When a team member says they are going to be “working from home tomorrow” it creates all sorts of distorted notions. People working in their pyjamas. Long lunches. A disconnected, often dysfunctional team culture. Too many people still believe you need to be sitting in an office from 9-5 to get things done. The concept of remote working has been around since the 1970s. With the current state of technology, the idea of a remote workforce has never been more relevant.
Nowadays, our ability to get the job done is no longer restricted to the office. For most of us, all we need to do our work is a laptop, smartphone and a decent broadband connection. This gives us the freedom to work wherever we want – from home, local coffee spot, or even whilst travelling. A workplace that supports remote working can deliver real benefits to an organisation’s productivity, communication, staff well-being, collaboration and profitability. Research has shown that the Millennial workforce not only expects remote access to their job but consider it one of the key drivers when choosing an employer.*
Further benefits of remote working are both proven and well documented. It can:
For many organisations, a remote workforce is viewed as a bonus – something that can be given to office-based employees under special circumstances. This attitude lags behind the technology available to us, it indicates a company that is stubbornly clinging to old ways of working – maybe good for the ageing talent pool, but not so good for the new.
If you don’t offer a remote work option, it’s likely others will. If you continue to postpone making a decision, your prospective talent pool will simply decide for themselves.
Across the board, employees are telling us that they value benefits and flexibility more than anything else. Freedom and flexibility are important for younger workers, they soon will make up the largest workforce demographic.
Many employees from students to entrepreneurs already take the initiative to work remotely on their own accord. Because they can.

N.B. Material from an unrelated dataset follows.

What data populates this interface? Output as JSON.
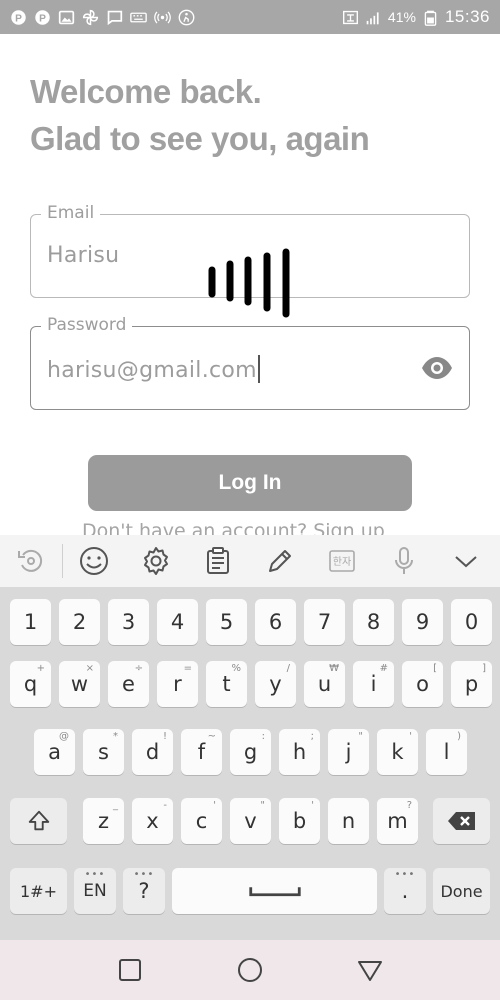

The shift towards remote working won’t necessarily mean the end of the office. Some jobs will always benefit from face-to-face communication, and some people will always prefer to be around their colleagues.
In many cases, a mixture of remote and office-based work can provide the best of both worlds – remote working for times when you need to put your head down and concentrate; office-based working for more communicative, collaborative or customer-facing work.
The technology we supply at C2 Communications – available to organisations today – provides for flexibility in both hours and times worked. For distributed teams like call centres, it means that staff members can simply log in and go – the applications of this are enormous and the business benefits, clear.
Companies need to embrace remote working because one thing is apparent: in the future of work, the idea of being tied to an office desk 40 hours a week will no longer be acceptable or reasonable. And sitting in an office is no longer the only way to create an effective team and business model.
We encourage companies to support team members working from home, remotely and at different locations in the office creating a ‘flexible work’ environment. 3CX offers the tech tools to allow this to happen and creates a shift in culture to support it.
Implementing 3CX and its desktop and mobile softphone options across your company means remote team members can:
If you haven’t done so already, reach out to one of the C2 Communications team to get a better understanding of how remote working and 3CX softphones can work for you.
* Hyphen Employment Research – February ’19, https://gethyphen.com/